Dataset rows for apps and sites
>>

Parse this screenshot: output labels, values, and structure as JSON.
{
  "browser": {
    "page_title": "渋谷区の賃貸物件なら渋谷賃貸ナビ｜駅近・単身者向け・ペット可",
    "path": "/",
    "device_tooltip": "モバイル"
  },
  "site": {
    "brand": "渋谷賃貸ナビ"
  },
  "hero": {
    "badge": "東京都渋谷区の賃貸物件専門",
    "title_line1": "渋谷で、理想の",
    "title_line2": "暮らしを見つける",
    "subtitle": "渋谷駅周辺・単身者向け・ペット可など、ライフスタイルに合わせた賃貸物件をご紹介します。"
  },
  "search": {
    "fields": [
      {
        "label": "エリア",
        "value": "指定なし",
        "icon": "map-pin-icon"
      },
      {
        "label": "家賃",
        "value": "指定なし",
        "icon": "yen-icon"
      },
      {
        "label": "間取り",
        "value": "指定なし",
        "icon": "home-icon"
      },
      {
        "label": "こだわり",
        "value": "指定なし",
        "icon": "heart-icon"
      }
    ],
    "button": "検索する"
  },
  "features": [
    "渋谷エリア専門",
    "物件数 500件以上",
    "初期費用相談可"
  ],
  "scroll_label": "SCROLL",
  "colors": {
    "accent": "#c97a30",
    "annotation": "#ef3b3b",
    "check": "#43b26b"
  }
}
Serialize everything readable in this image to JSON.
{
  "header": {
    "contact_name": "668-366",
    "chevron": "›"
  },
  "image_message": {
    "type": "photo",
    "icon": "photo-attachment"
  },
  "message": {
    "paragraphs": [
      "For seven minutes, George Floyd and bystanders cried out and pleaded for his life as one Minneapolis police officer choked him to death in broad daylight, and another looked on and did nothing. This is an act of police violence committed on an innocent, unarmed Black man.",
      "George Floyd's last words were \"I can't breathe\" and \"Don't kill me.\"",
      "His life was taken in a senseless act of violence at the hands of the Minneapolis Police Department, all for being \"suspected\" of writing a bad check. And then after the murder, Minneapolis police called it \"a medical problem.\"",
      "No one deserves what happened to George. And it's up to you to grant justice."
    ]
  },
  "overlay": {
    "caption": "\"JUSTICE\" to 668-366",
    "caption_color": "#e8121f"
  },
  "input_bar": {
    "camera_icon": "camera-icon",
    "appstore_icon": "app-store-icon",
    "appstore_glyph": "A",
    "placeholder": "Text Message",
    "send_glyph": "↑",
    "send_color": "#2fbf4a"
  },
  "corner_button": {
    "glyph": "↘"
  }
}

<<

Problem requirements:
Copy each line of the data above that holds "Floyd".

Reply:
      "For seven minutes, George Floyd and bystanders cried out and pleaded for his life as one Minneapolis police officer choked him to death in broad daylight, and another looked on and did nothing. This is an act of police violence committed on an innocent, unarmed Black man.",
      "George Floyd's last words were \"I can't breathe\" and \"Don't kill me.\"",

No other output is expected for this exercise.